Seven reasons cell phones kill people on road trips

Even though Thanksgiving is behind us, there are still plenty of reasons to road trip before the end of the year. Well, there’s one reason, really, and that’s Christmas. But, a lot of people are going to get behind the wheel or whine in the back seat. Of course, we can expect a lot of people to be on their cell phones while they’re driving about, according to the Insurance Information Institute’s blog.

Do the math on this: cell phone + car + stupidity = dead people

It really is that simple, but there are some reasons for this equation. In fact, even though I go over seven of them here, the Insurance Information Institute has pulled together an impressive list of distracted driving statistics and insights, and I just lost interest in making the list any longer than it already is (so I suggest you take a peek over on the institute’s blog) … but check out my stuff first:1. Distracted driving: the number of people killed in distracted driving incidents is up a whopping 22 percent from 2005 to 2009. Fortunately, not as many people seem to be dying from cell phone-impeded driving in the recent past, though.. The Department of Transportation reported a 6 percent decline in distracted driving deaths in 2009, which means people are either doing it less or have gotten better at it.

Of course, traffic crashes declined slightly overall for that period, which means the share of them belonging to distracted drivers actually increased. So, there’s no way to rationalize yourself out of this one: stay off the damned phone while you’re driving.

2. Leading cause: cell phones are the top reason for distracted driving, with a variety of perspectives considered. For the future though, texting appears to be the next big killer.

3. Texted to death: 18 percent of drivers in the United State have done it in the past 30 days, according to a recent study by the Insurance Research Council. Drivers 25 to 39 are most likely to be guilty: 41 percent of them copped to it, compared to only 31 percent of drivers 16 to 24.
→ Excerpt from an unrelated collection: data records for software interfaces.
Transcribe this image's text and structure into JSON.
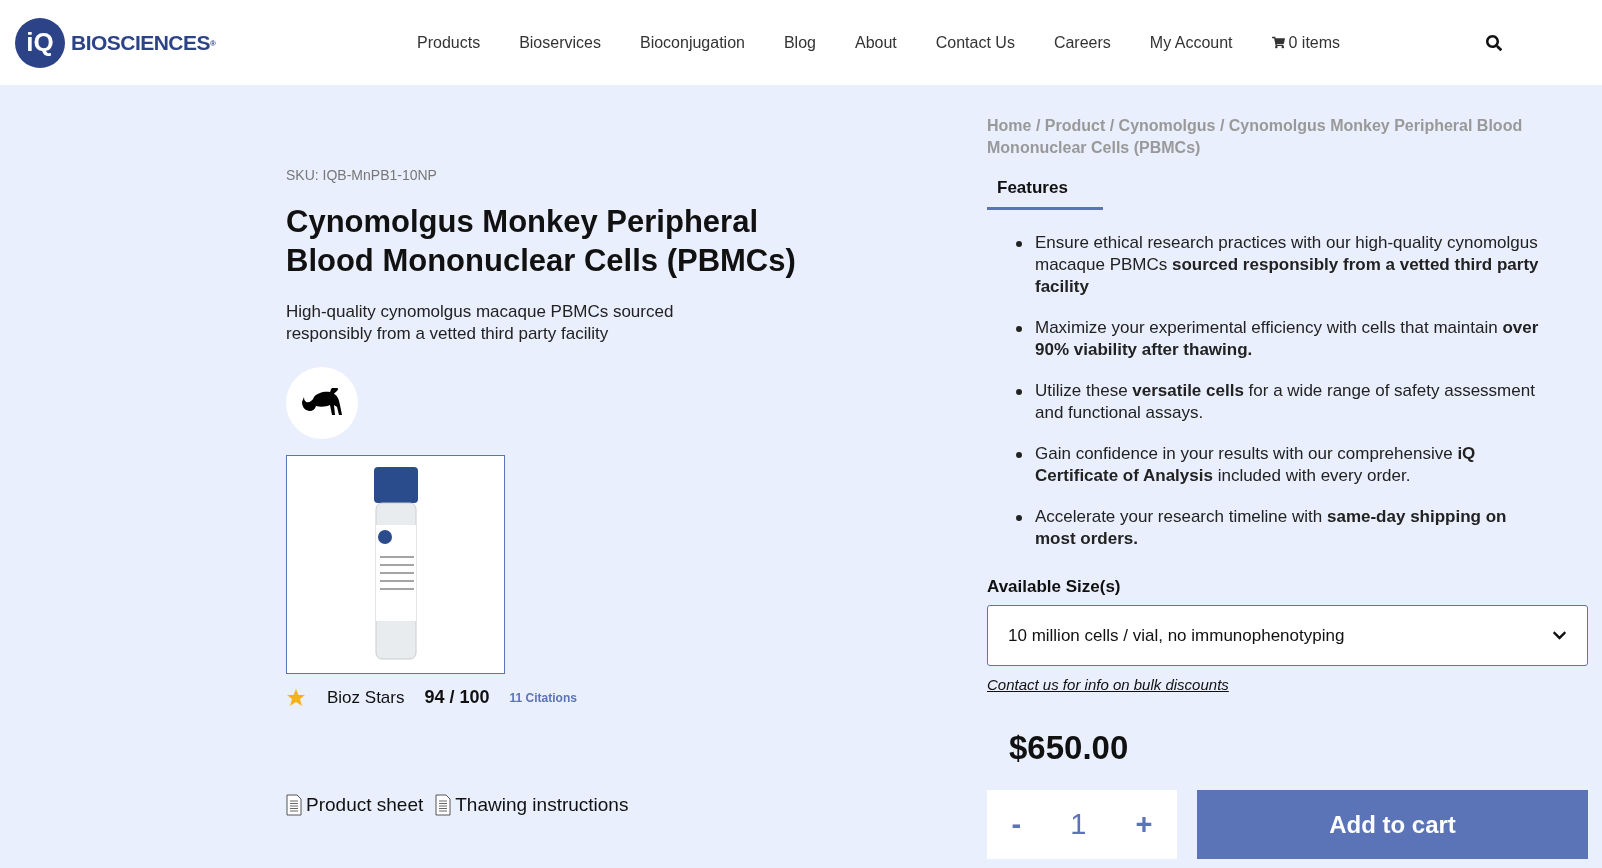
{
  "header": {
    "logo": {
      "mark": "iQ",
      "name": "BIOSCIENCES",
      "registered": "®"
    },
    "nav": [
      "Products",
      "Bioservices",
      "Bioconjugation",
      "Blog",
      "About",
      "Contact Us",
      "Careers",
      "My Account"
    ],
    "cart": {
      "label": "0 items"
    }
  },
  "breadcrumb": "Home / Product / Cynomolgus / Cynomolgus Monkey Peripheral Blood Mononuclear Cells (PBMCs)",
  "product": {
    "sku": "SKU: IQB-MnPB1-10NP",
    "title": "Cynomolgus Monkey Peripheral Blood Mononuclear Cells (PBMCs)",
    "subtitle": "High-quality cynomolgus macaque PBMCs sourced responsibly from a vetted third party facility",
    "bioz": {
      "label": "Bioz Stars",
      "score": "94 / 100",
      "citations": "11 Citations"
    },
    "documents": [
      "Product sheet",
      "Thawing instructions"
    ]
  },
  "tabs": [
    {
      "label": "Features",
      "selected": true
    }
  ],
  "features": [
    "Ensure ethical research practices with our high-quality cynomolgus macaque PBMCs **sourced responsibly from a vetted third party facility**",
    "Maximize your experimental efficiency with cells that maintain **over 90% viability after thawing.**",
    "Utilize these **versatile cells** for a wide range of safety assessment and functional assays.",
    "Gain confidence in your results with our comprehensive **iQ Certificate of Analysis** included with every order.",
    "Accelerate your research timeline with **same-day shipping on most orders.**"
  ],
  "sizes": {
    "label": "Available Size(s)",
    "value": "10 million cells / vial, no immunophenotyping",
    "bulk_link": "Contact us for info on bulk discounts"
  },
  "price": "$650.00",
  "quantity": {
    "minus": "-",
    "value": "1",
    "plus": "+"
  },
  "add_to_cart": "Add to cart"
}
4. Banning it does nothing: the Highway Loss Data Institute “found that texting bans may not reduce crashes,” writes the Insurance Information Institute. Collisions actually increased slightly in three of the four states examined (but the change was not statistically significant).

5. Complacency: teens are more ready to blame drunk driving than texting for traffic accident fatalities. According to the Insurance Information Institute: “The survey seems to indicates that despite public awareness campaigns about the dangers of distracted driving many teens still do not understand the risk.”

6. Hypocrisy: even though 62 percent of AAA Foundation for Safety survey respondents feel that cell phone use while driving is “a serious safety threat,” close to 70 percent admitted to talking on their phones. Twenty-four percent read or sent text messages.

7. Teenagers are stupid: while 84 percent said in a Seventeen magazine survey said “they were aware that distracted driving increased the risk of a crash,” writes the Insurance Information Institute, 86 percent engaged in distracted driving behavior related to a cell phone.

[photo by inhisgrace via Flickr]

Five sleepy driving stats to scare you for Thanksgiving

Are you heading over the river and through the woods for Thanksgiving this year? Well, you better stop for coffee along the way! A new study by AAA finds there’s a pretty big number of sleepy drivers out there. Think about every 10 cars around you: there’s a good chance at least one of those driver’s has dozed off behind the wheel. So, how bad is the problem? Let’s take a look at five sleepy driving statistics that will make you open your eyes wide.

1. Recent risk: 10 percent of drivers have fallen asleep at the wheel in the past year

2. Long-term confessions: 41 percent of respondents admit that they’ve done so at least some point in their lives

3. We’re all hypocrites: a whopping 85 percent of drivers find it “completely unacceptable, writes Insurance Networking News, “to drive if someone is so tired that they struggle to keep their eyes open”

4. Crashes are common: according to a new analysis of National Highway Traffic Safety Administration data, 12.5 percent of crashes leading to hospitalization were caused by fatigued drivers

5. Death is a serious possibility:
16.5 percent of deadly crashes involve drivers too drowsy to belong behind the wheel, also from the analysis of National Highway Traffic Safety Administration data

All of this is utterly preventable. Be smart, and know your limits.

[photo by marcn via Flickr]